Private hospitals yesterday recommended a new model of their industry is introduced to allow for the development of low-income hospitals.
This would spur on access and affordability - two key issues for private hospitals - and could include VAT exemption, lower cost of financing and cheaper pharmaceuticals.
The government has accused private hospitals of achieving "super profits" and being a major cost driver of health costs in South Africa.
The industry initiated research, following the private hospital indaba in September, which it released yesterday.
The research refutes claims of super-normal profits - the term used when a company or sector earns cash flow returns on investment significantly in excess of cost of capital.
Private hospital claims contribute about 35percent of all scheme claims. Research showed that if all hospital profit was removed, the average medical aid contributions would decrease from R2500 to R2361 a month.
The annual cost of private health care is said to be R75billion for 7,1million medical scheme beneficiaries, compared with the public sector spend of R59million for 38million.
But the chief executive of the Hospital Association of South Africa, Kurt Worrall-Clare, said these statistics were not representative of the true situation, and it is estimated that 41percent of all interventions happen within the private sector.
"The assumption that only medical aid beneficiaries consult in the private sector is inaccurate."
Research found that consolidation among hospitals has not impacted hospital prices and hospital total price increases have exceeded the consumer price index by 1,7percent a year on average from 1999 to 2006. The research found that drivers included more utilisation, the HIV-Aids pandemic and increased chronic disease profiles such as diabetes.
Of concern to private hospitals is the way the Council for Medical Schemes, the body that represents the medical scheme industry, measures data from hospitals.
"We need to come up with a uniform measurement," said Worrall-Clare.
The research also refuted claims that medical schemes have no countervailing power against private hospitals.

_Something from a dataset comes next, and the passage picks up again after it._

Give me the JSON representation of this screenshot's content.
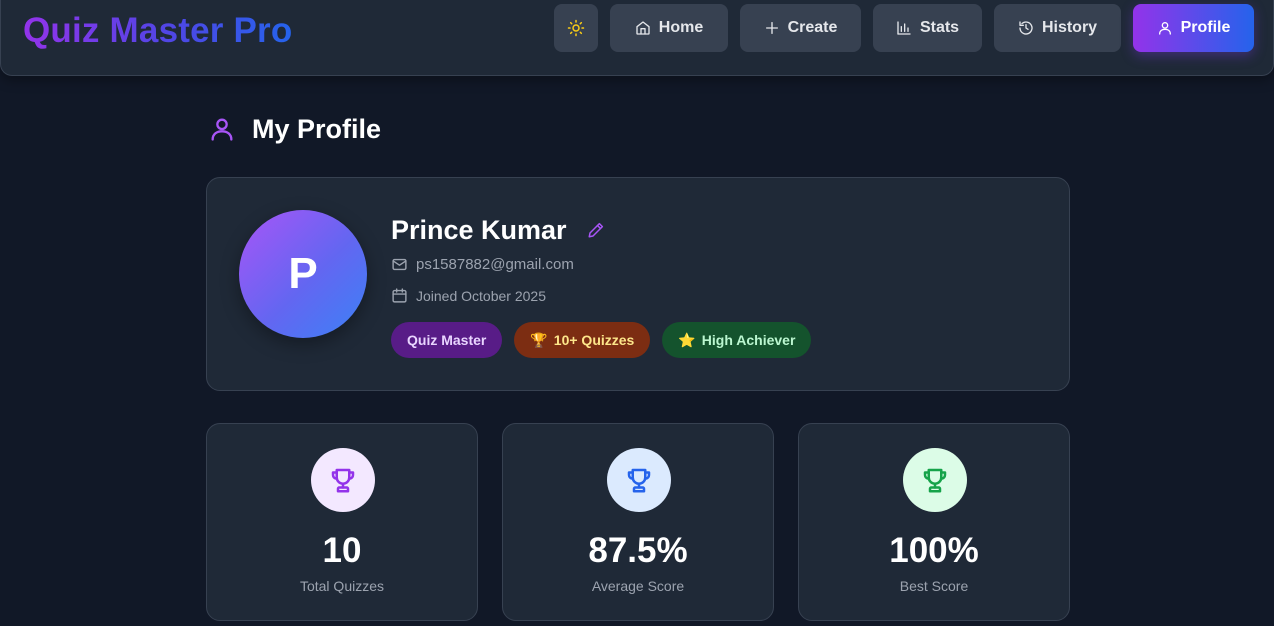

Though there are about 130 registered medical schemes, six medical aid administrators represent 71,6percent of medical schemes in provider negotiations - showing a centralisation of power.